Cancer surveillance post-treatment    
Complex care including advanced directives    
Ear/throat infections    
First/intake appointments    
Flu shots for < 4 years or ≥ 65 years    
Follow-up appointments    
Hormone injections3, Allergy shots and injectable meds4    
Intrauterine Device consultations    
IUD insertions, Pap recalls (abnormal)    
Laboratory/Diagnostic Imaging or other test results    
Mental health planning and check-ins    
Musculoskeletal injuries6    
Normal adult vaccinations    
Personal and cosmetic enhancement services    
Post-surgical follow-ups    
Prenatal visits (at Perinatal Services BC-guided intervals)    
Prescription renewals and some initiations7    
Requests for referrals8    
Routine childhood vaccinations9    
Sexually Transmitted Infection treatment10    
Sick and insurance note requests    
Skin conditions (e.g. rash, shingles, acne)    
Uncomplicated Urinary Tract Infections    
Vaccinations for high-risk patients    
Well child visit (> 18 months)    
Well-baby visits    

2Could be sent to a centralized physical examination clinic, if appropriate and available.
3Could be sent to a centralized physical examination clinic, if appropriate and available.
4Could be sent to a centralized physical examination clinic, if appropriate and available. Could offer orl alternatives for iron and B12 if appropriate.
5Send to the Emergency Department or centralized physical examination clinic (if available and appropriate). Given their nature, if not seen in-person there are risks of complications and delayed closure.
6Suspected significant trauma (e.g. fracture or dislocation) and back/neck pains (especially if neurologic symptoms are present) should be seen in-person.
7See the Telemedicine Practice Standard from the College for guidance on prescribing cannabis, narcotics, benzodiazepines and stimulants. Similarly, prescription changes for unstable or relapsed patients taking methadone or suboxone are not appropriate for virtual care (College of Family Physicians of Canada, 2020).
8While the College has recommended patient contact be minimized at this time, the College has also indicated that “Family physicians must avoid making specialist referrals via telemedicine without first fully assessing patients themselves” (CPSBC, 2020).
9Continue to promote regular childhood immunizations.
10While a virtual visit may be appropriate, it may be reasonable for your patient to pick up their medication from your office.

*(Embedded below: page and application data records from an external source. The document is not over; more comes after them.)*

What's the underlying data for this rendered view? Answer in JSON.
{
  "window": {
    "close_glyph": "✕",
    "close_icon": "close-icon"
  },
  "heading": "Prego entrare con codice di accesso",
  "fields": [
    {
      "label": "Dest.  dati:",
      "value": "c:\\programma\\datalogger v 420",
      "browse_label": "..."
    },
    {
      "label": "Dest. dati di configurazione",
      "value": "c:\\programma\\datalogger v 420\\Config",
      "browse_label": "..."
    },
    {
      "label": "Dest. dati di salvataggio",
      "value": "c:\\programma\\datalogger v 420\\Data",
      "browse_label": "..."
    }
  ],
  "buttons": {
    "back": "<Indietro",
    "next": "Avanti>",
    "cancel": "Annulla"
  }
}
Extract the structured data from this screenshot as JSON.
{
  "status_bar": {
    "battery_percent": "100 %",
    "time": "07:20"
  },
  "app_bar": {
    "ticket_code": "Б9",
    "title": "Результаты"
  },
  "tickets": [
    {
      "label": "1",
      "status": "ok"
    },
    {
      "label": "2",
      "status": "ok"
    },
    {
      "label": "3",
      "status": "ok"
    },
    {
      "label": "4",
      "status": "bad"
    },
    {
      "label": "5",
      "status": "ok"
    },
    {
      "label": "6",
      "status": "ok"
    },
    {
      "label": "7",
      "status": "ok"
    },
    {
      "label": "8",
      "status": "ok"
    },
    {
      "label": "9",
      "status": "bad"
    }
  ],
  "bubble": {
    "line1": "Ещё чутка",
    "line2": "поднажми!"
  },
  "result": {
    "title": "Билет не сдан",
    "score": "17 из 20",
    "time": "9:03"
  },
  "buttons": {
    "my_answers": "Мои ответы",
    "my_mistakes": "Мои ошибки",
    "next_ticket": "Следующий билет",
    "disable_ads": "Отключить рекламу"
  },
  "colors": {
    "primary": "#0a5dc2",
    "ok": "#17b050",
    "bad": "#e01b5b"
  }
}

Related information and resources:

Check out the Doctor Technology Offices’ Back to Practice Guide for more tips on setting up a blended virtual /in-person practice.